Faculty of Medicine and Health Sciences
2008New York, N.Y., 2008
IEEE transactions on medical imaging / Institute of Electrical and Electronics Engineers [New York, N.Y.] - New York, N.Y.
27(2008):7, p. 943-959
Tomographic reconstruction from positron emission tomography (PET) data is an ill-posed problem that requires regularization. An attractive approach is to impose an l(1)-regularization constraint, which favors sparse solutions in the wavelet domain. This can be achieved quite efficiently thanks to the iterative algorithm developed by Daubechies et al, 2004. In this paper, we apply this technique and extend it for the reconstruction of dynamic (spatio-temporal) PET data. Moreover, instead of using classical wavelets in the temporal dimension, we introduce exponential-spline wavelets (E-spline wavelets) that are specially tailored to model time activity curves (TACs) in PET. We show that the exponential-spline wavelets naturally arise from the compartmental description of the dynamics of the tracer distribution. We address the issue of the selection of the "optimal" E-spline parameters (poles and zeros) and we investigate their effect on reconstruction quality.

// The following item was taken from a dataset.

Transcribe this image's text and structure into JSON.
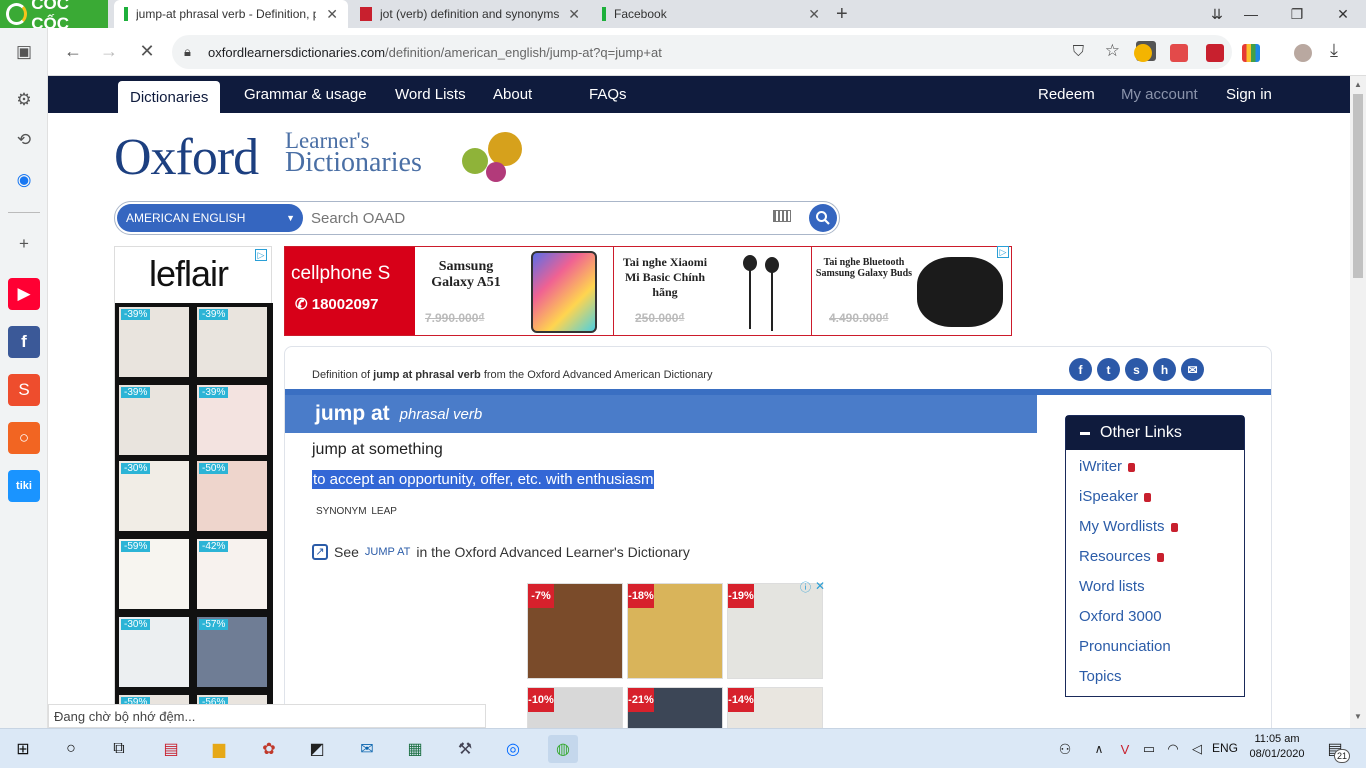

We demonstrate the usefulness of spatio-temporal regularization and the superior performance of E-spline wavelets over conventional Battle-Lemarie wavelets in a series of experiments: the 1-D fitting of TACs, and the tomographic reconstruction of both simulated and clinical data. We find that the E-spline wavelets outperform the conventional wavelets in terms of the reconstructed signal-to-noise ratio (SNR) and the sparsity of the wavelet coefficients. Based on our simulations, we conclude that replacing the conventional wavelets with E-spline wavelets leads to equal reconstruction quality for a 40% reduction of detected coincidences, meaning an improved image quality for the same number of counts or equivalently a reduced exposure to the patient for the same image quality.